During this discussion, other Mille Lacs Band-specific matters impacting Band members in District II were also raised by a TEC member from White Earth, which resulted in a long discussion that was not on the agenda. Band members will be receiving a letter in the near future that further addresses and explains these issues. The next TEC meeting is scheduled for October 30 at White Earth’s Shooting Star Casino, and interested Band members are encouraged to attend this meeting.
RAP, Federal, State updates
Many other important meetings took place in September, including a planning retreat with the Band Assembly about our Net Revenue Allocation Plan (RAP). The RAP is the plan that determines what percentages of our net gaming revenue are spent on various needs. Currently, our RAP allocates 25 percent to government programs and services, 35 percent to per capita, 15 percent to long-term savings, 8 percent to economic development, 7 percent to permanent initiative, 5 percent to Circle of Health, and 5 percent to housing initiative.
We made good progress toward discussing revisions to the plan, which is necessary to ensure that programs and services continue to be provided to Band members at the current level. While other Bands have experienced declining enrollment over the years, the Mille Lacs Band’s enrollment has consistently grown.
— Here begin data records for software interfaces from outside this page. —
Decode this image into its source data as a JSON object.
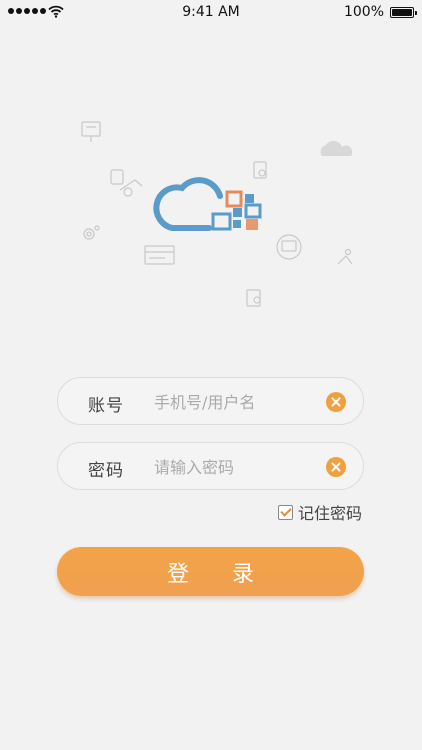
{
  "status_bar": {
    "time": "9:41 AM",
    "battery_percent": "100%",
    "icons": [
      "signal-icon",
      "wifi-icon",
      "battery-icon"
    ]
  },
  "illustration": {
    "icons": [
      "cloud-logo-icon",
      "cloud-icon",
      "document-icon",
      "gear-icon",
      "card-icon",
      "map-pin-icon",
      "id-card-icon"
    ]
  },
  "login_form": {
    "account": {
      "label": "账号",
      "placeholder": "手机号/用户名",
      "value": ""
    },
    "password": {
      "label": "密码",
      "placeholder": "请输入密码",
      "value": ""
    },
    "remember_label": "记住密码",
    "remember_checked": true,
    "submit_label": "登 录"
  },
  "colors": {
    "background": "#f2f2f2",
    "accent": "#f0a040",
    "logo_blue": "#5b9bc9",
    "logo_orange": "#e8895a"
  }
}
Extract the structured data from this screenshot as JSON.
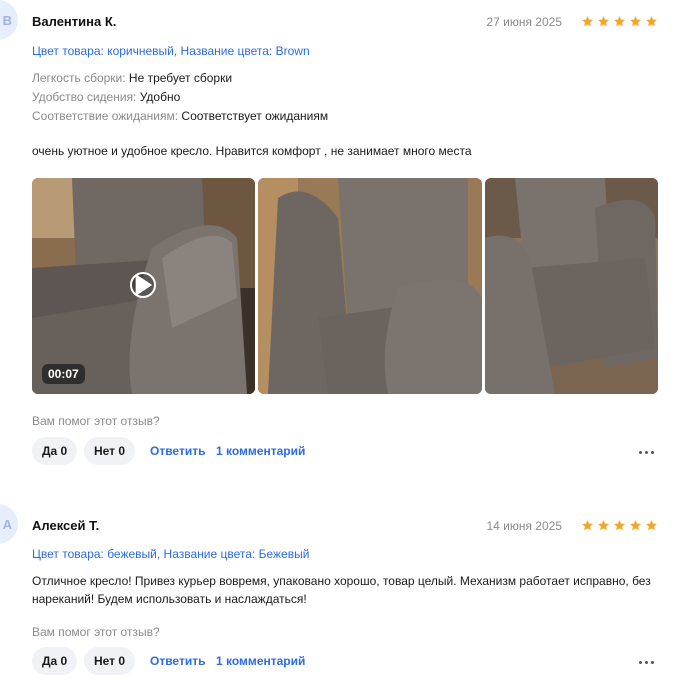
{
  "reviews": [
    {
      "avatar_letter": "В",
      "author": "Валентина К.",
      "date": "27 июня 2025",
      "rating": 5,
      "variant": "Цвет товара: коричневый, Название цвета: Brown",
      "attributes": [
        {
          "key": "Легкость сборки:",
          "value": "Не требует сборки"
        },
        {
          "key": "Удобство сидения:",
          "value": "Удобно"
        },
        {
          "key": "Соответствие ожиданиям:",
          "value": "Соответствует ожиданиям"
        }
      ],
      "text": "очень уютное и удобное кресло. Нравится комфорт , не занимает много места",
      "video_duration": "00:07",
      "helpful_question": "Вам помог этот отзыв?",
      "yes_label": "Да 0",
      "no_label": "Нет 0",
      "reply_label": "Ответить",
      "comments_label": "1 комментарий"
    },
    {
      "avatar_letter": "А",
      "author": "Алексей Т.",
      "date": "14 июня 2025",
      "rating": 5,
      "variant": "Цвет товара: бежевый, Название цвета: Бежевый",
      "text": "Отличное кресло! Привез курьер вовремя, упаковано хорошо, товар целый. Механизм работает исправно, без нареканий! Будем использовать и наслаждаться!",
      "helpful_question": "Вам помог этот отзыв?",
      "yes_label": "Да 0",
      "no_label": "Нет 0",
      "reply_label": "Ответить",
      "comments_label": "1 комментарий"
    }
  ],
  "colors": {
    "accent": "#2b6be6",
    "star": "#f5a623",
    "muted": "#8a8a8a",
    "button_bg": "#f1f2f5"
  },
  "icons": {
    "star": "star-icon",
    "play": "play-icon",
    "more": "more-dots-icon"
  }
}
Changes to the RAP are necessary to keep pace with enrollment.
On September 16, I attended a briefing at the invitation of Congresswoman Betty McCollum (D-MN), who chairs the U.S. House Interior Appropriations Subcommittee. Congresswoman McCollum is one of the most influential members of Congress regarding the federal budgets for the Interior Department as well as Health and Human Services, and has been a great friend and advocate not just for the Mille Lacs Band, but for all tribes.
I also attended a meeting of the Minnesota Board on Aging, and was happy to arrange for the board members to get a training about Federal-State-Tribal relations. Information about tribal sovereignty and the rights of Indian tribes was new for many of the board members.
That same week, I attended the ceremonial signing by Governor Walz of the Minnesota Task Force on Missing and Murdered Indigenous Women. The task force consists of 27 members whose primary duties are to write a report with legislative recommendations on how to reduce and end violence against Indigenous women and girls in Minnesota.
The law requires the task force to provide the report by December 15, 2020. This signing ceremony was an emotional moment for all in attendance. For too long, there has been little if any attention paid to the disproportionate number of missing and murdered American Indian women and girls in our country. I was heartened by Governor Walz and Lieutenant Governor Flanagan’s commitment to looking at ways to end this crisis.
Finally, as I write this column, I’m about to get on a bus to travel with Elders on a trip to Bayfield, Wisconsin. While we are there, we plan to visit LaPointe, on Madeline Island, where the Treaty of 1854 was signed. This important treaty established the first Ojibwe reservations in Wisconsin along with Grand Portage, Fond du Lac and Bois Forte reservations in Minnesota, and stipulated the rights of those Bands to hunt, gather, and fish in the ceded territories in perpetuity. It is always rejuvenating to spend time with Band elders.
I hope Band families are able to get outside and enjoy the warm weather, and look forward to the beautiful fall colors that October will bring! Miigwech!